THE DELAY in constructing the Odelouca dam is obliging Barlavento câmaras and Águas do Algarve, the company responsible for supplying water to the public, to resort to boreholes in order to guarantee sufficient water for use by the general public. If this is not done, the western Algarve’s boroughs will be faced with a serious problem.
Adding to the current water crisis, this winter is proving to be poor in terms of the reservoirs being refilled. According to the Lagoa Câmara President, José Inácio, the situation is worrying: “We must preserve our underground water reserves and not deplete them. For this reason, it is absolutely essential that the Odelouca dam is completed.”
Lagoa forced to use boreholes
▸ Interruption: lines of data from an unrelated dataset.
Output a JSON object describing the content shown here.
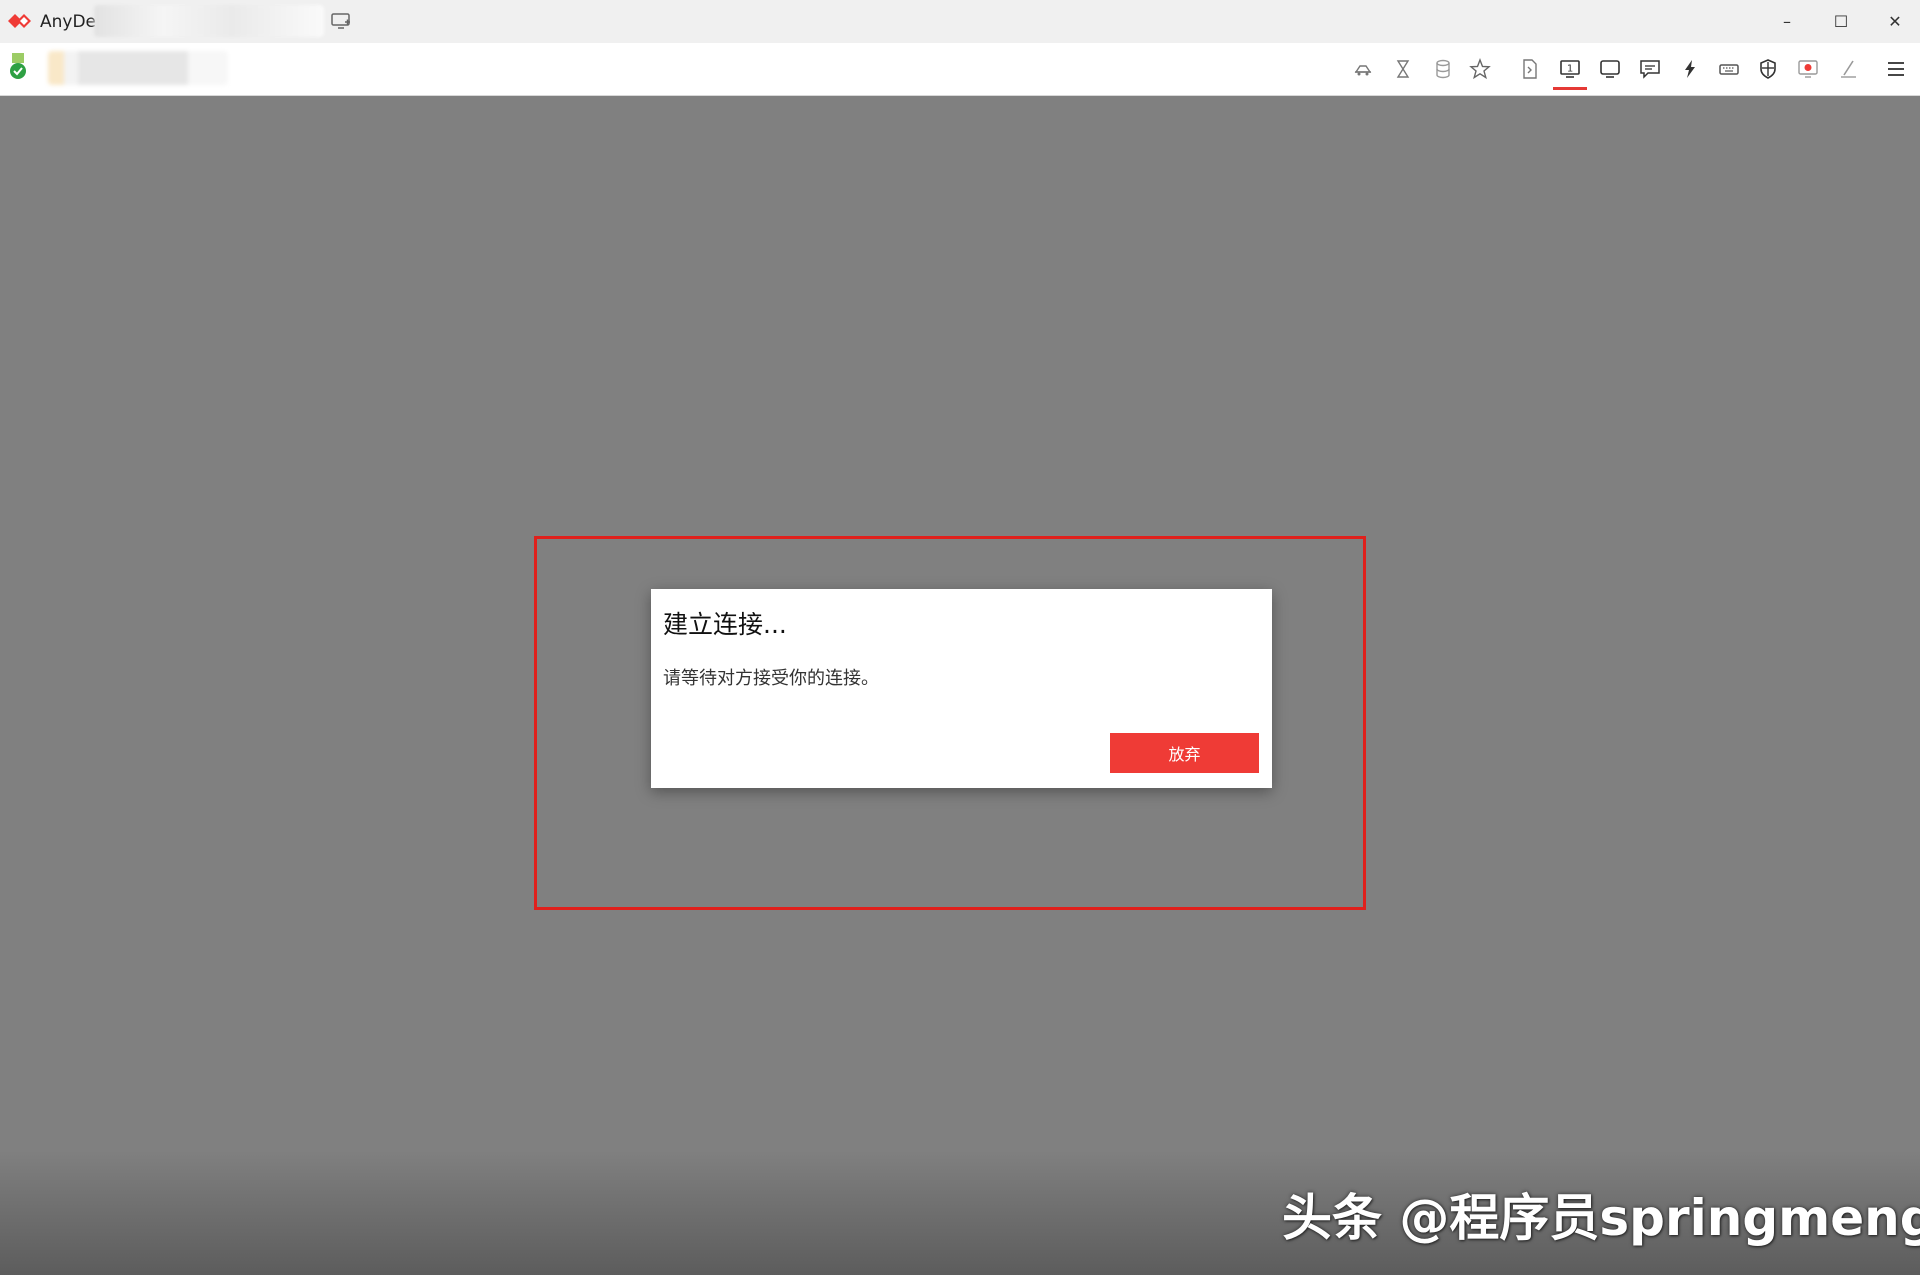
{
  "titlebar": {
    "app_name": "AnyDe",
    "minimize_glyph": "–",
    "maximize_glyph": "☐",
    "close_glyph": "✕"
  },
  "toolbar": {
    "icons": [
      "action-icon",
      "hourglass-icon",
      "database-icon",
      "star-icon",
      "file-transfer-icon",
      "monitor-one-icon",
      "display-icon",
      "chat-icon",
      "lightning-icon",
      "keyboard-icon",
      "shield-icon",
      "record-icon",
      "pen-icon",
      "menu-icon"
    ],
    "active_icon": "monitor-one-icon",
    "monitor_number": "1"
  },
  "dialog": {
    "title": "建立连接...",
    "message": "请等待对方接受你的连接。",
    "button_label": "放弃"
  },
  "watermark": {
    "text": "头条 @程序员springmeng"
  },
  "colors": {
    "brand_red": "#ef3b36",
    "highlight_red": "#e0201c",
    "canvas_gray": "#808080",
    "status_green": "#2ea043"
  }
}
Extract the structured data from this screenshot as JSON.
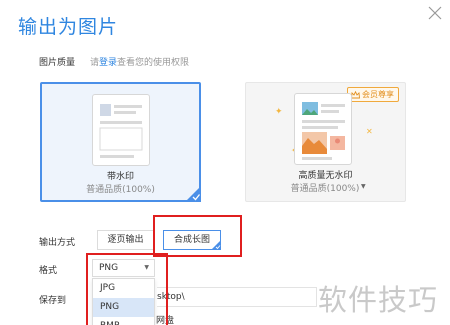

José Inácio gives the example of his câmara which has been forced to use three boreholes in order to meet the public demand, since Águas do Algarve “supplied less water last year than in 2003”. Boreholes may soon be required in Silves too, where the câmara has already been forced to purchase water from the Instituto de Desenvolvimento Rural e Hidráulica which extracts water for agricultural purposes.
Future of Odelouca dam
depends on next government
Speaking at a recent meeting, José Mendes Bota, Algarve leader for the PSD (Social Democrats) Party, commented on the delay: “Around 35 million euros were put into the government’s investment and development plan (PIDDAC) for 2005, to fund the Funcho-Odelouca water system. This plan was approved as part of the State budget by Santana Lopes’ government. These works are urgent and extremely necessary. They must be made a priority. It will be a crime against the Algarve if the government that is in power following the election on February 20 does not grant this amount, and if these works fail to go ahead.”
Work on the Odelouca dam was stopped in 2003 due to a complaint from environmental group, Liga para a Protecção da Natureza, which succeeded in its bid to freeze the 65 million euros of European Community funding for the project.
At the moment, the water supplied to the Barlavento area, with the exception of Monchique and Aljezur which, as yet, are not served by the system, is being derived from the Bravura and Funcho dams, which currently stand at only 20 per cent of their capacity.
More rain urgently required
Environment Minister, Luís Nobre Guedes, recently made the shocking announcement that, if there isn’t sufficient rain over the next few months, the Algarve would be forced to ration its water. At the time of the announcement, Macário Correia, president of the Junta Metropolitana do Algarve, refuted the claim and guaranteed that there would not be a lack of water in the region. Meanwhile, Artur Ribeiro, director of Águas do Algarve, is saying that it is going to be “very difficult to support another dry year”.